Historic change for exterior insulation law
Minister agrees to ease regulations after protests that historic buildings would be damaged
PLANS to force property owners to fit exterior insulation if they are carrying out work on a building’s facade have been changed after complaints from owners of historic properties.
Now properties built before 1948 and using materials such as cob (clay and straw), wood or plaster will be exempt from the obligation, which would have applied from January 2017.
The law, issued in May this year, was aimed to improve energy efficiency by forcing owners to cut heat loss through walls – with 35% of energy wasted as heat lost through the walls of uninsulated houses.

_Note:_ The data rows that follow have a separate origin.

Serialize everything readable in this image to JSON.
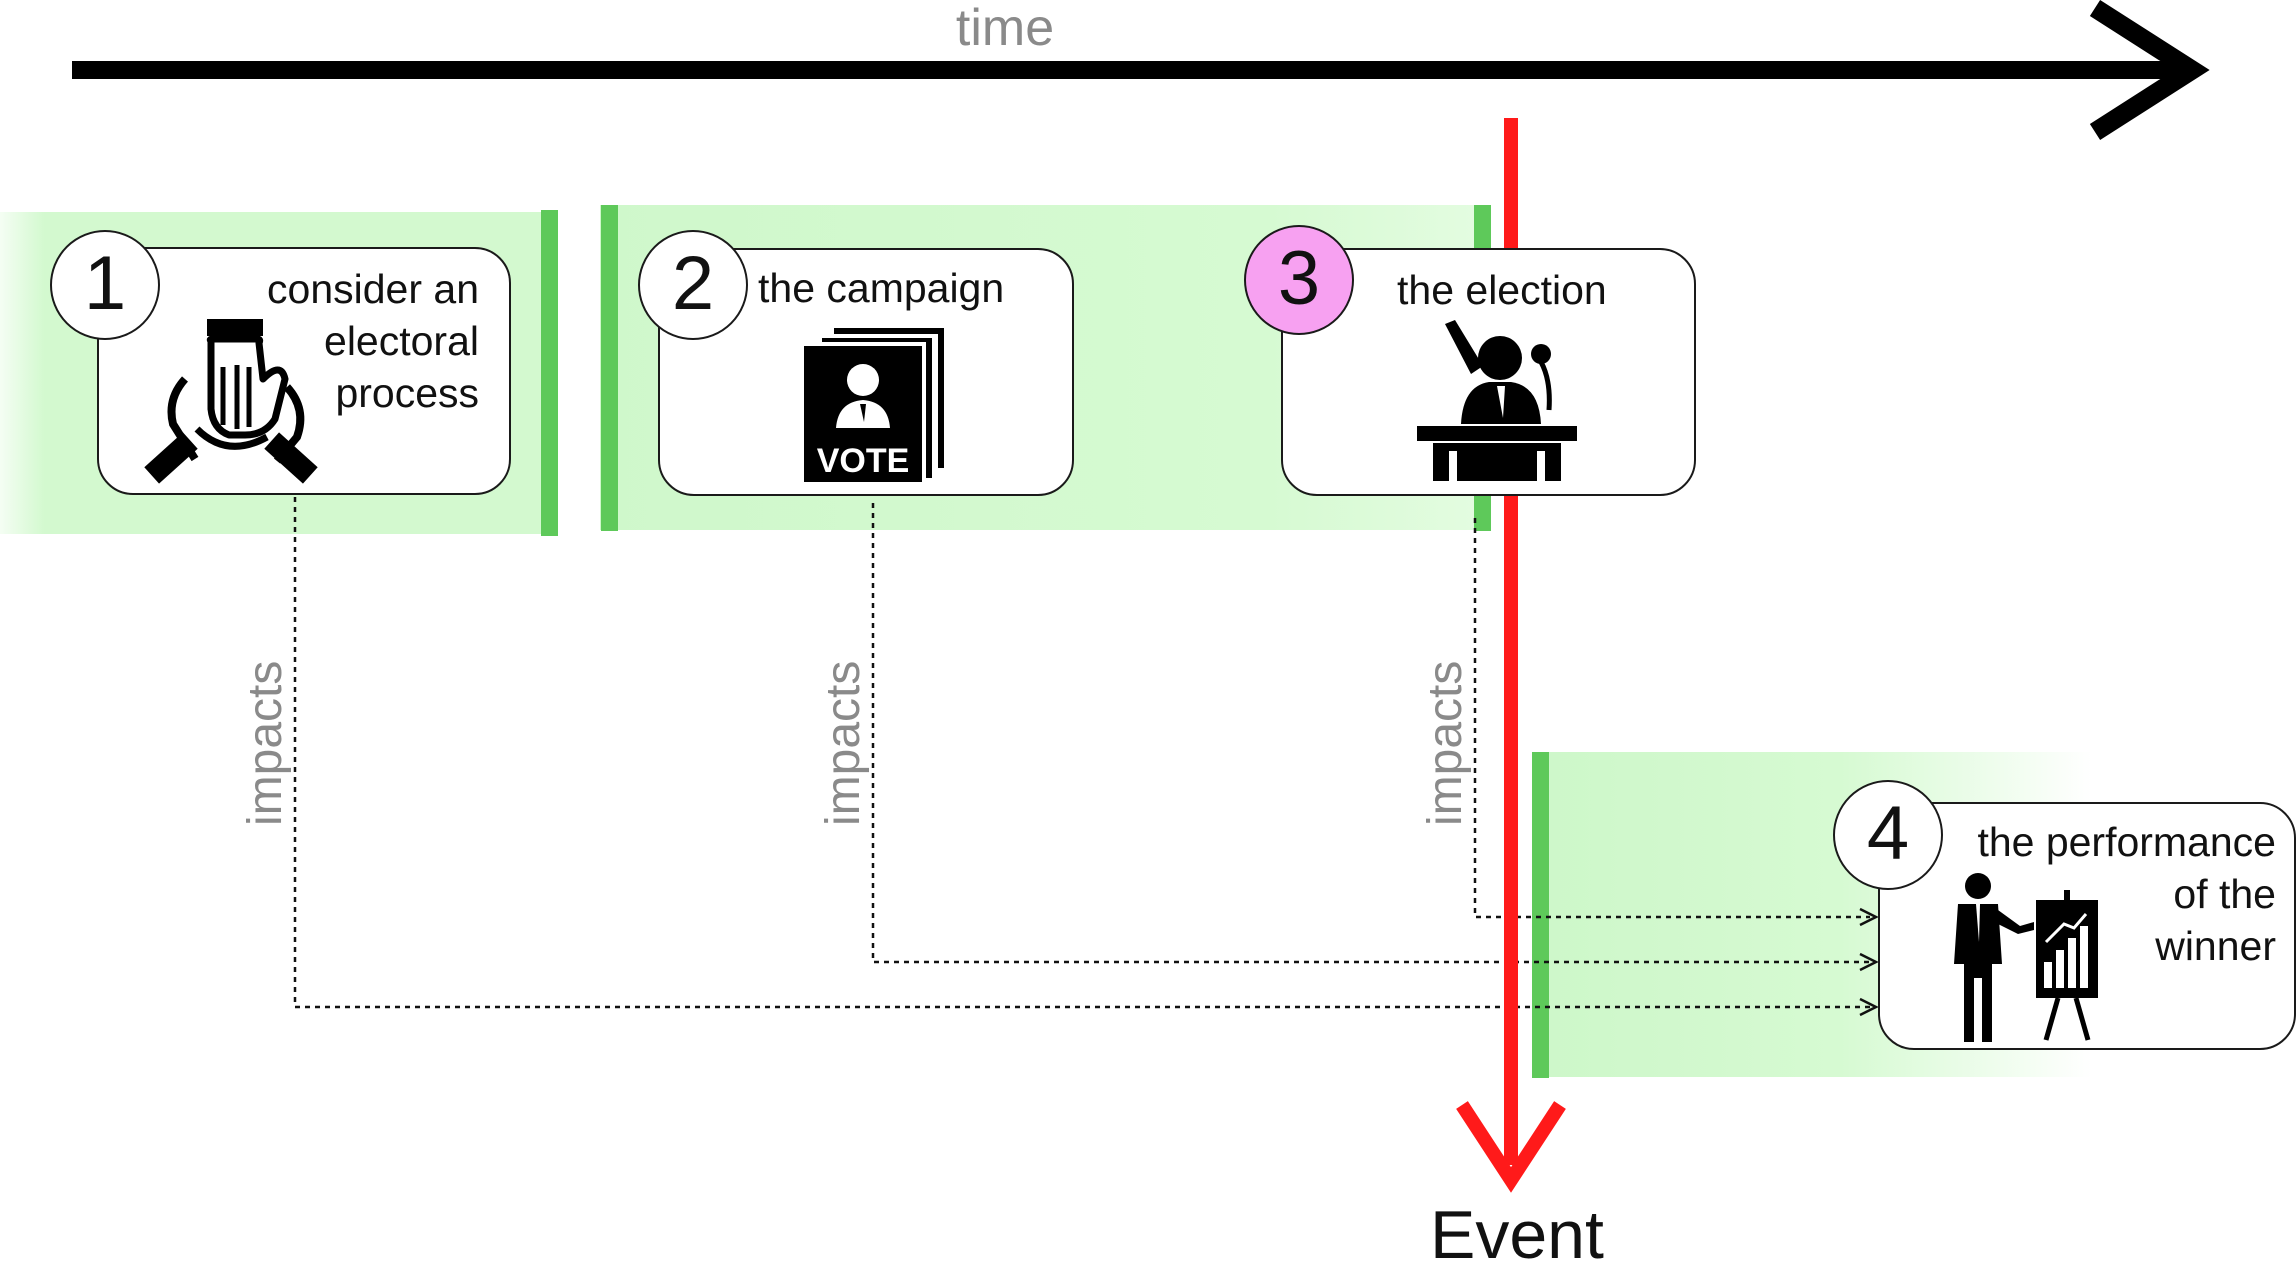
{
  "axis": {
    "label": "time"
  },
  "phases": [
    {
      "number": "1",
      "text_lines": [
        "consider an",
        "electoral",
        "process"
      ],
      "icon": "joined-hands-icon"
    },
    {
      "number": "2",
      "text_lines": [
        "the campaign"
      ],
      "icon": "vote-ballot-icon"
    },
    {
      "number": "3",
      "text_lines": [
        "the election"
      ],
      "icon": "speaker-podium-icon",
      "highlight_color": "#f7a1f1"
    },
    {
      "number": "4",
      "text_lines": [
        "the performance",
        "of the",
        "winner"
      ],
      "icon": "presenter-chart-icon"
    }
  ],
  "relations": {
    "impacts_label": "impacts"
  },
  "event": {
    "label": "Event",
    "color": "#ff0000"
  },
  "colors": {
    "band": "#d6fad2",
    "band_edge": "#5ec95a",
    "axis": "#000000",
    "label_gray": "#8a8a8a"
  }
}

However, despite exemptions for historic properties it was feared colombage buildings, those in red-brick and others in dressed stone would be altered and covered up by unscrupulous builders.
Environment Minister Ségolène Royal agreed the change after meeting G8 Patrimoine, a group of historic building preservation societies. A new decree will clarify the exemptions.
Owners of homes outside the scope of the exemptions must upgrade their property’s energy efficiency by fitting extra insulation at the same time as any major work on roof or facade.
The property’s energy rating will be improved and, possibly, the resale value but as walls can often only be insulated by adding a layer on the outside, the law already exempts projects where the cost-benefit cut-off point exceeds 10 years.
Pre-1974 houses will not have insulation unless retro-fitted.